But the Democratic chairman of the House defense spending panel, Rep. John Murtha, said he thought a compromise was possible after a telephone conversation with Lt. Gen. Douglas Lute, the White House point person in charge of Iraq policy.

I told him we need to make a deal, Murtha said. In listening to him, I'm more optimistic that there is a possibility of agreement.

The Pennsylvania lawmaker, who is close to House of Representatives Speaker Nancy Pelosi, said the Democratic leadership might be willing to compromise on a troop pullout timeline proposed by congressional Democrats.

The Democrats have offered to pass $50 billion of the $196 billion Bush requested, but with a requirement that most U.S. troops leave Iraq by December 2008.

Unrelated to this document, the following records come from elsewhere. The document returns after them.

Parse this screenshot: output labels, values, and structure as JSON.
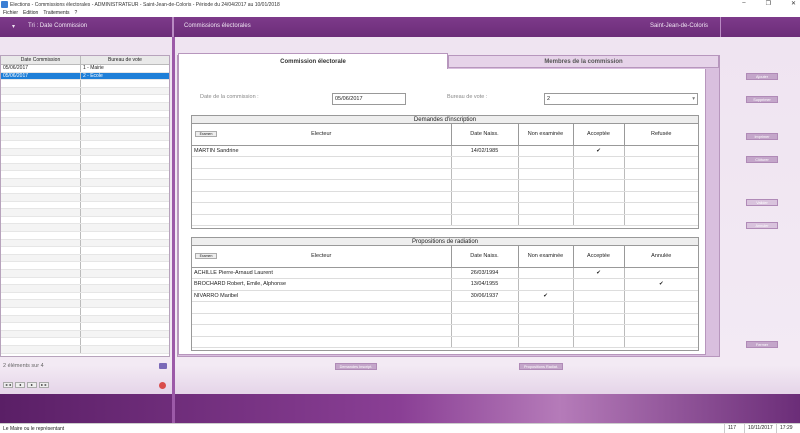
{
  "window": {
    "title": "Elections - Commissions électorales - ADMINISTRATEUR - Saint-Jean-de-Coloris - Période du 24/04/2017 au 10/01/2018",
    "controls": [
      "–",
      "❐",
      "✕"
    ]
  },
  "menu": [
    "Fichier",
    "Edition",
    "Traitements",
    "?"
  ],
  "header": {
    "sort_arrow": "▾",
    "sort_label": "Tri : Date Commission",
    "section_title": "Commissions électorales",
    "city": "Saint-Jean-de-Coloris"
  },
  "left_list": {
    "columns": [
      "Date Commission",
      "Bureau de vote"
    ],
    "rows": [
      {
        "date": "05/06/2017",
        "bureau": "1 - Mairie",
        "selected": false
      },
      {
        "date": "05/06/2017",
        "bureau": "2 - Ecole",
        "selected": true
      }
    ],
    "count_text": "2 éléments sur 4",
    "small_buttons": [
      "◄◄",
      "◄",
      "►",
      "►►"
    ]
  },
  "tabs": {
    "active": "Commission électorale",
    "inactive": "Membres de la commission"
  },
  "form": {
    "date_label": "Date de la commission :",
    "date_value": "05/06/2017",
    "bureau_label": "Bureau de vote :",
    "bureau_value": "2"
  },
  "inscription": {
    "title": "Demandes d'inscription",
    "exam_button": "Examen",
    "headers": [
      "Electeur",
      "Date Naiss.",
      "Non examinée",
      "Acceptée",
      "Refusée"
    ],
    "rows": [
      {
        "electeur": "MARTIN Sandrine",
        "date": "14/02/1985",
        "non_examinee": "",
        "acceptee": "✔",
        "refusee": ""
      }
    ]
  },
  "radiation": {
    "title": "Propositions de radiation",
    "exam_button": "Examen",
    "headers": [
      "Electeur",
      "Date Naiss.",
      "Non examinée",
      "Acceptée",
      "Annulée"
    ],
    "rows": [
      {
        "electeur": "ACHILLE Pierre-Arnaud Laurent",
        "date": "26/03/1994",
        "non_examinee": "",
        "acceptee": "✔",
        "annulee": ""
      },
      {
        "electeur": "BROCHARD Robert, Emile, Alphonse",
        "date": "13/04/1955",
        "non_examinee": "",
        "acceptee": "",
        "annulee": "✔"
      },
      {
        "electeur": "NIVARRO Maribel",
        "date": "30/06/1937",
        "non_examinee": "✔",
        "acceptee": "",
        "annulee": ""
      }
    ]
  },
  "right_buttons": {
    "ajouter": "Ajouter",
    "supprimer": "Supprimer",
    "imprimer": "Imprimer",
    "cloturer": "Clôturer",
    "valider": "Valider",
    "annuler": "Annuler",
    "fermer": "Fermer"
  },
  "bottom_buttons": {
    "inscriptions": "Demandes Inscript.",
    "radiations": "Propositions Radiat."
  },
  "status": {
    "message": "Le Maire ou le représentant",
    "count": "117",
    "date": "10/11/2017",
    "time": "17:29"
  },
  "colors": {
    "header": "#6c2d79",
    "selection": "#1e7fd8",
    "panel": "#d9bfde"
  }
}
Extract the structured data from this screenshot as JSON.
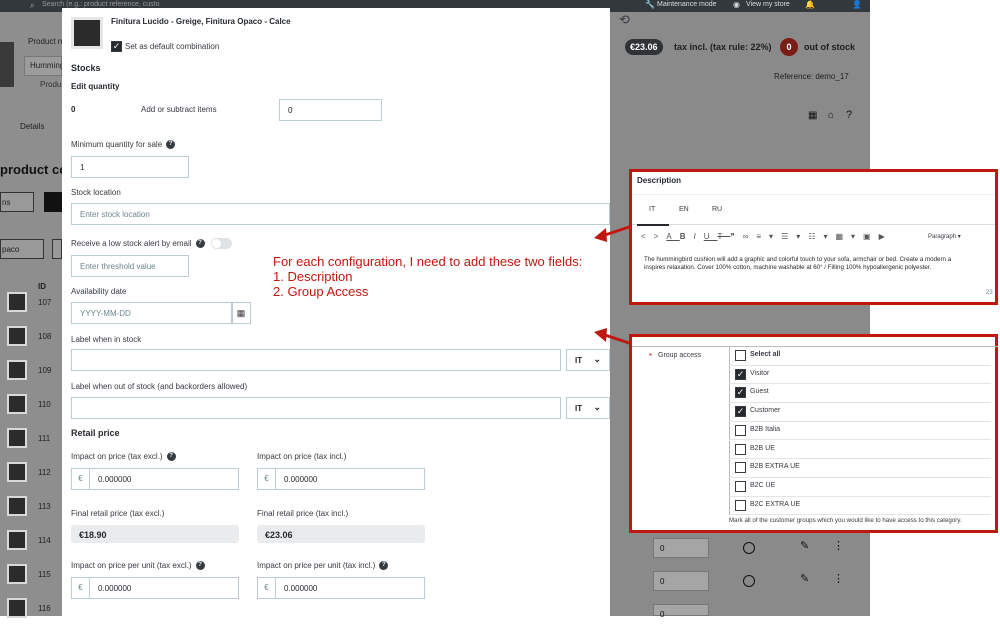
{
  "topbar": {
    "search_placeholder": "Search (e.g.: product reference, custo",
    "maintenance": "Maintenance mode",
    "view_store": "View my store"
  },
  "background": {
    "product_name_label": "Product n",
    "hum": "Humming",
    "produ": "Produ",
    "details_tab": "Details",
    "product_comb": "product com",
    "ns": "ns",
    "pa": "paco",
    "id_header": "ID",
    "ids": [
      "107",
      "108",
      "109",
      "110",
      "111",
      "112",
      "113",
      "114",
      "115",
      "116"
    ],
    "price_badge": "€23.06",
    "tax_label": "tax incl. (tax rule: 22%)",
    "stock_badge": "0",
    "stock_label": "out of stock",
    "reference": "Reference: demo_17",
    "row_qty": [
      "0",
      "0",
      "0"
    ]
  },
  "modal": {
    "title": "Finitura Lucido - Greige, Finitura Opaco - Calce",
    "default_label": "Set as default combination",
    "stocks_heading": "Stocks",
    "edit_quantity": "Edit quantity",
    "current_qty": "0",
    "add_subtract": "Add or subtract items",
    "add_value": "0",
    "min_qty_label": "Minimum quantity for sale",
    "min_qty_value": "1",
    "stock_location_label": "Stock location",
    "stock_location_placeholder": "Enter stock location",
    "low_stock_label": "Receive a low stock alert by email",
    "threshold_placeholder": "Enter threshold value",
    "availability_label": "Availability date",
    "date_placeholder": "YYYY-MM-DD",
    "label_in_stock": "Label when in stock",
    "label_out_stock": "Label when out of stock (and backorders allowed)",
    "lang": "IT",
    "retail_heading": "Retail price",
    "impact_excl": "Impact on price (tax excl.)",
    "impact_incl": "Impact on price (tax incl.)",
    "currency": "€",
    "zero": "0.000000",
    "final_excl_label": "Final retail price (tax excl.)",
    "final_excl": "€18.90",
    "final_incl_label": "Final retail price (tax incl.)",
    "final_incl": "€23.06",
    "unit_excl": "Impact on price per unit (tax excl.)",
    "unit_incl": "Impact on price per unit (tax incl.)"
  },
  "annotation": {
    "line1": "For each configuration, I need to add these two fields:",
    "line2": "1. Description",
    "line3": "2. Group Access"
  },
  "description_panel": {
    "heading": "Description",
    "tabs": [
      "IT",
      "EN",
      "RU"
    ],
    "paragraph": "Paragraph",
    "text1": "The hummingbird cushion will add a graphic and colorful touch to your sofa, armchair or bed. Create a modern a",
    "text2": "inspires relaxation. Cover 100% cotton, machine washable at 60° / Filling 100% hypoallergenic polyester.",
    "counter": "23"
  },
  "group_panel": {
    "label": "Group access",
    "required": "*",
    "groups": [
      {
        "name": "Select all",
        "checked": false,
        "bold": true
      },
      {
        "name": "Visitor",
        "checked": true
      },
      {
        "name": "Guest",
        "checked": true
      },
      {
        "name": "Customer",
        "checked": true
      },
      {
        "name": "B2B Italia",
        "checked": false
      },
      {
        "name": "B2B UE",
        "checked": false
      },
      {
        "name": "B2B EXTRA UE",
        "checked": false
      },
      {
        "name": "B2C UE",
        "checked": false
      },
      {
        "name": "B2C EXTRA UE",
        "checked": false
      }
    ],
    "hint": "Mark all of the customer groups which you would like to have access to this category."
  },
  "colors": {
    "accent": "#c0170f",
    "overlay": "#8a8a8a",
    "dark": "#25292e"
  }
}
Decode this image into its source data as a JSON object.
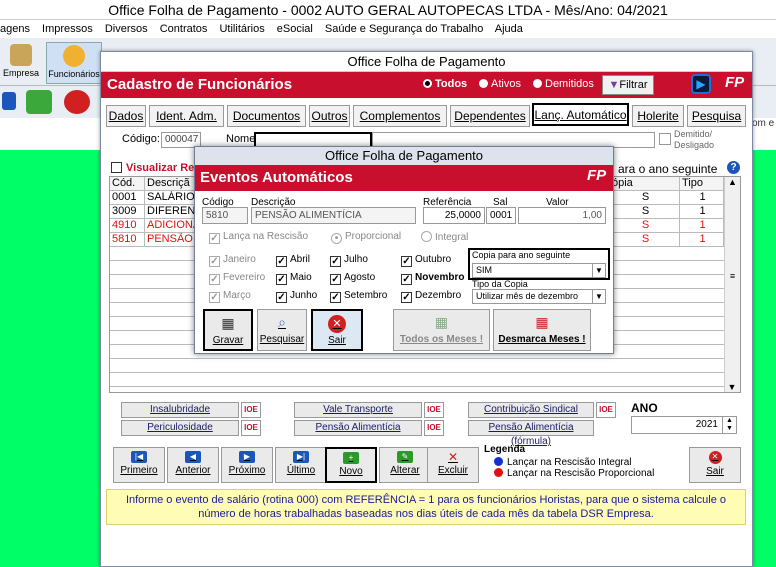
{
  "app": {
    "title": "Office Folha de Pagamento - 0002 AUTO GERAL AUTOPECAS LTDA - Mês/Ano: 04/2021",
    "menu": [
      "agens",
      "Impressos",
      "Diversos",
      "Contratos",
      "Utilitários",
      "eSocial",
      "Saúde e Segurança do Trabalho",
      "Ajuda"
    ],
    "toolbar": {
      "empresa": "Empresa",
      "funcionarios": "Funcionários"
    },
    "right_strip": "om e"
  },
  "cadastro": {
    "window_title": "Office Folha de Pagamento",
    "header_title": "Cadastro de Funcionários",
    "filters": {
      "todos": "Todos",
      "ativos": "Ativos",
      "demitidos": "Demitidos",
      "selected": "todos"
    },
    "filter_button": "Filtrar",
    "logo": "FP",
    "tabs": [
      "Dados",
      "Ident. Adm.",
      "Documentos",
      "Outros",
      "Complementos",
      "Dependentes",
      "Lanç. Automático",
      "Holerite",
      "Pesquisa"
    ],
    "active_tab": "Lanç. Automático",
    "codigo_label": "Código:",
    "codigo_value": "000047",
    "nome_label": "Nome:",
    "nome_value": "",
    "demitido_label": "Demitido/ Desligado",
    "visualizar_label": "Visualizar Ref",
    "copia_header": "ara o ano seguinte",
    "grid": {
      "headers": {
        "cod": "Cód.",
        "descricao": "Descriçã",
        "copia": "ópia",
        "tipo": "Tipo"
      },
      "rows": [
        {
          "cod": "0001",
          "descricao": "SALÁRIO",
          "copia": "S",
          "tipo": "1",
          "red": false
        },
        {
          "cod": "3009",
          "descricao": "DIFEREN",
          "copia": "S",
          "tipo": "1",
          "red": false
        },
        {
          "cod": "4910",
          "descricao": "ADICIONA",
          "copia": "S",
          "tipo": "1",
          "red": true
        },
        {
          "cod": "5810",
          "descricao": "PENSÃO",
          "copia": "S",
          "tipo": "1",
          "red": true
        }
      ]
    },
    "section_buttons": {
      "insalubridade": "Insalubridade",
      "periculosidade": "Periculosidade",
      "vale_transporte": "Vale Transporte",
      "pensao_alimenticia": "Pensão Alimentícia",
      "contribuicao_sindical": "Contribuição Sindical",
      "pensao_formula": "Pensão Alimentícia (fórmula)",
      "ioe": "IOE"
    },
    "ano_label": "ANO",
    "ano_value": "2021",
    "nav": {
      "primeiro": "Primeiro",
      "anterior": "Anterior",
      "proximo": "Próximo",
      "ultimo": "Último",
      "novo": "Novo",
      "alterar": "Alterar",
      "excluir": "Excluir",
      "sair": "Sair"
    },
    "legenda": {
      "title": "Legenda",
      "integral": "Lançar na Rescisão Integral",
      "proporcional": "Lançar na Rescisão Proporcional",
      "integral_color": "#1030d0",
      "proporcional_color": "#e01010"
    },
    "info": "Informe o evento de salário (rotina 000) com REFERÊNCIA = 1 para os funcionários Horistas, para que o sistema calcule o número de horas trabalhadas baseadas nos dias úteis de cada mês da tabela DSR Empresa."
  },
  "eventos": {
    "window_title": "Office Folha de Pagamento",
    "header_title": "Eventos Automáticos",
    "logo": "FP",
    "labels": {
      "codigo": "Código",
      "descricao": "Descrição",
      "referencia": "Referência",
      "sal": "Sal",
      "valor": "Valor"
    },
    "values": {
      "codigo": "5810",
      "descricao": "PENSÃO ALIMENTÍCIA",
      "referencia": "25,0000",
      "sal": "0001",
      "valor": "1,00"
    },
    "lancar_rescisao": "Lança na Rescisão",
    "proporcional": "Proporcional",
    "integral": "Integral",
    "months": {
      "janeiro": "Janeiro",
      "fevereiro": "Fevereiro",
      "marco": "Março",
      "abril": "Abril",
      "maio": "Maio",
      "junho": "Junho",
      "julho": "Julho",
      "agosto": "Agosto",
      "setembro": "Setembro",
      "outubro": "Outubro",
      "novembro": "Novembro",
      "dezembro": "Dezembro"
    },
    "copia_label": "Copia para ano seguinte",
    "copia_value": "SIM",
    "tipo_copia_label": "Tipo da Copia",
    "tipo_copia_value": "Utilizar mês de dezembro",
    "buttons": {
      "gravar": "Gravar",
      "pesquisar": "Pesquisar",
      "sair": "Sair",
      "todos_meses": "Todos os Meses !",
      "desmarca_meses": "Desmarca Meses !"
    }
  }
}
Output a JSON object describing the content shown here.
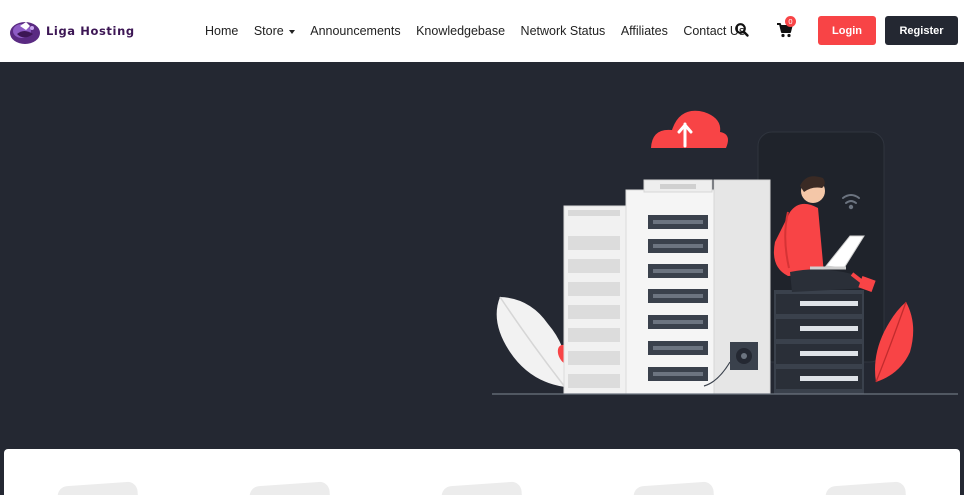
{
  "brand": {
    "name": "Liga Hosting"
  },
  "nav": {
    "items": [
      {
        "label": "Home"
      },
      {
        "label": "Store",
        "has_dropdown": true
      },
      {
        "label": "Announcements"
      },
      {
        "label": "Knowledgebase"
      },
      {
        "label": "Network Status"
      },
      {
        "label": "Affiliates"
      },
      {
        "label": "Contact Us"
      }
    ],
    "search_icon": "search-icon",
    "cart_icon": "shopping-cart-icon",
    "cart_count": "0",
    "login_label": "Login",
    "register_label": "Register"
  },
  "colors": {
    "accent": "#f84446",
    "dark": "#242832",
    "white": "#ffffff",
    "brand_purple": "#3c1654"
  }
}
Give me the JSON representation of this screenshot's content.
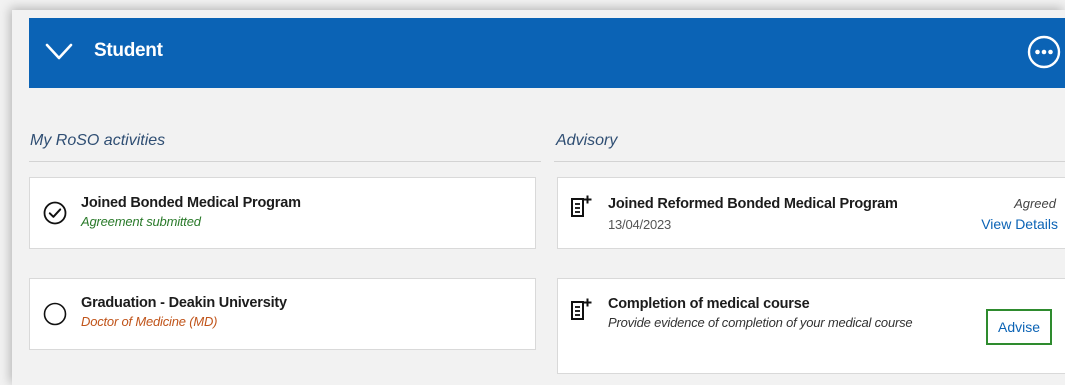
{
  "header": {
    "title": "Student"
  },
  "roso": {
    "title": "My RoSO activities",
    "items": [
      {
        "title": "Joined Bonded Medical Program",
        "subtitle": "Agreement submitted",
        "state": "completed"
      },
      {
        "title": "Graduation - Deakin University",
        "subtitle": "Doctor of Medicine (MD)",
        "state": "pending"
      }
    ]
  },
  "advisory": {
    "title": "Advisory",
    "items": [
      {
        "title": "Joined Reformed Bonded Medical Program",
        "date": "13/04/2023",
        "status": "Agreed",
        "link": "View Details"
      },
      {
        "title": "Completion of medical course",
        "subtitle": "Provide evidence of completion of your medical course",
        "action": "Advise"
      }
    ]
  },
  "colors": {
    "header_bg": "#0b63b5",
    "completed_text": "#2a7a2a",
    "pending_text": "#c0541a",
    "link": "#0b63b5"
  },
  "icons": [
    "chevron-down-icon",
    "more-options-icon",
    "check-circle-icon",
    "empty-circle-icon",
    "document-add-icon"
  ]
}
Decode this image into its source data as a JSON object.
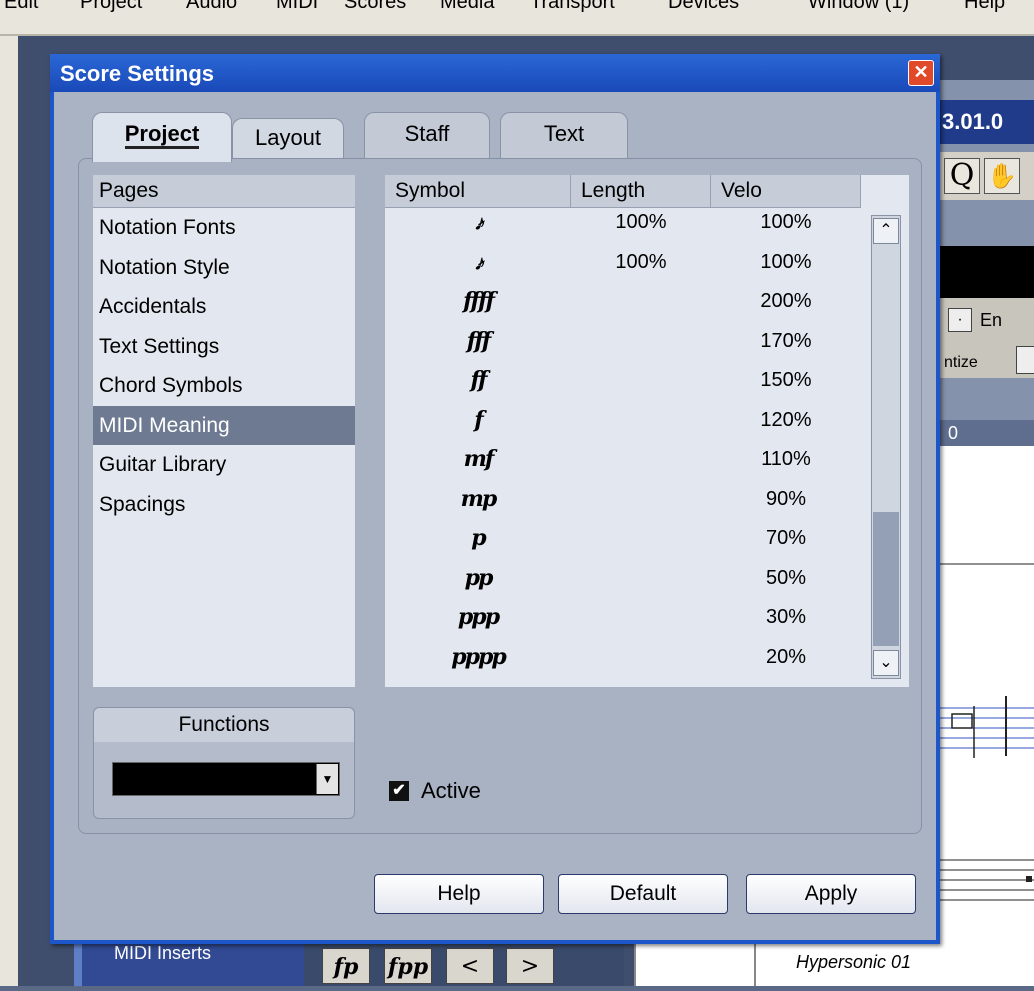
{
  "menubar": [
    "Edit",
    "Project",
    "Audio",
    "MIDI",
    "Scores",
    "Media",
    "Transport",
    "Devices",
    "Window (1)",
    "Help"
  ],
  "background": {
    "title_fragment": "3.01.0",
    "tool_q": "Q",
    "tool_hand": "✋",
    "dot": "·",
    "en_fragment": "En",
    "quantize_fragment": "ntize",
    "ruler_fragment": "0",
    "midi_inserts": "MIDI Inserts",
    "sym_fp": "fp",
    "sym_fpp": "fpp",
    "sym_cresc": "<",
    "sym_decresc": ">",
    "hypersonic": "Hypersonic 01"
  },
  "dialog": {
    "title": "Score Settings",
    "close": "✕",
    "tabs": [
      {
        "label": "Project"
      },
      {
        "label": "Layout"
      },
      {
        "label": "Staff"
      },
      {
        "label": "Text"
      }
    ],
    "pages_header": "Pages",
    "pages": [
      "Notation Fonts",
      "Notation Style",
      "Accidentals",
      "Text Settings",
      "Chord Symbols",
      "MIDI Meaning",
      "Guitar Library",
      "Spacings"
    ],
    "selected_page": "MIDI Meaning",
    "table_headers": {
      "symbol": "Symbol",
      "length": "Length",
      "velo": "Velo"
    },
    "rows": [
      {
        "symbol": "𝆔",
        "length": "100%",
        "velo": "100%"
      },
      {
        "symbol": "𝆔",
        "length": "100%",
        "velo": "100%"
      },
      {
        "symbol": "ffff",
        "length": "",
        "velo": "200%"
      },
      {
        "symbol": "fff",
        "length": "",
        "velo": "170%"
      },
      {
        "symbol": "ff",
        "length": "",
        "velo": "150%"
      },
      {
        "symbol": "f",
        "length": "",
        "velo": "120%"
      },
      {
        "symbol": "mf",
        "length": "",
        "velo": "110%"
      },
      {
        "symbol": "mp",
        "length": "",
        "velo": "90%"
      },
      {
        "symbol": "p",
        "length": "",
        "velo": "70%"
      },
      {
        "symbol": "pp",
        "length": "",
        "velo": "50%"
      },
      {
        "symbol": "ppp",
        "length": "",
        "velo": "30%"
      },
      {
        "symbol": "pppp",
        "length": "",
        "velo": "20%"
      }
    ],
    "scroll_up": "⌃",
    "scroll_down": "⌄",
    "functions_title": "Functions",
    "functions_value": "",
    "combo_arrow": "▼",
    "active_label": "Active",
    "active_checked": "✔",
    "buttons": {
      "help": "Help",
      "default": "Default",
      "apply": "Apply"
    }
  }
}
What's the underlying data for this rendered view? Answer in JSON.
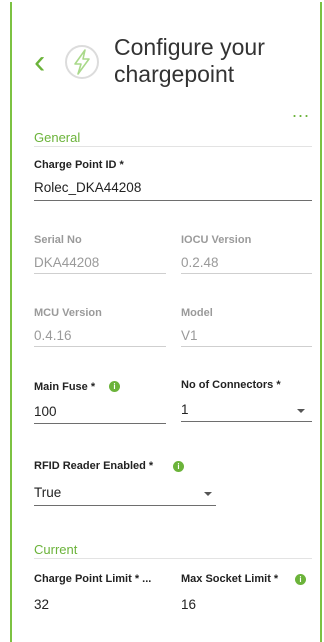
{
  "header": {
    "title_line1": "Configure your",
    "title_line2": "chargepoint",
    "menu": "..."
  },
  "general": {
    "section_title": "General",
    "charge_point_id": {
      "label": "Charge Point ID *",
      "value": "Rolec_DKA44208"
    },
    "serial_no": {
      "label": "Serial No",
      "value": "DKA44208"
    },
    "iocu_version": {
      "label": "IOCU Version",
      "value": "0.2.48"
    },
    "mcu_version": {
      "label": "MCU Version",
      "value": "0.4.16"
    },
    "model": {
      "label": "Model",
      "value": "V1"
    },
    "main_fuse": {
      "label": "Main Fuse *",
      "value": "100"
    },
    "no_of_connectors": {
      "label": "No of Connectors *",
      "value": "1"
    },
    "rfid_reader_enabled": {
      "label": "RFID Reader Enabled *",
      "value": "True"
    }
  },
  "current": {
    "section_title": "Current",
    "charge_point_limit": {
      "label": "Charge Point Limit * ...",
      "value": "32"
    },
    "max_socket_limit": {
      "label": "Max Socket Limit *",
      "value": "16"
    }
  },
  "colors": {
    "accent": "#6bb33a",
    "frame": "#7cc242"
  }
}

Although Democrats hold majorities in both chambers of Congress, they lack enough votes in the Senate to keep Republicans from blocking a bill with a troop pullout plan.

Bush says he will veto any legislation that attaches such conditions to the funding. He has repeatedly called on lawmakers to pass war funds before the end of this year.

I asked Congress to provide this essential funding to our troops before the members leave on their Christmas vacation, Bush said.

Democrats have insisted they will not give Bush a blank check for the war.

The Pentagon warned last week that the Army would run out of money in mid-February followed by the Marine Corps a month later if Congress did not approve the war funding.

Democrats accuse the administration of using scare tactics and peddling horror stories to pressure Congress to give the administration the war funds without conditions.

We cannot stay in Iraq forever. The president should accept these conditions and come up with a responsible plan to bring our troops home, said David Obey, a Wisconsin Democrat who chairs the House Appropriations Committee.

(Additional reporting by Matt Spetalnick)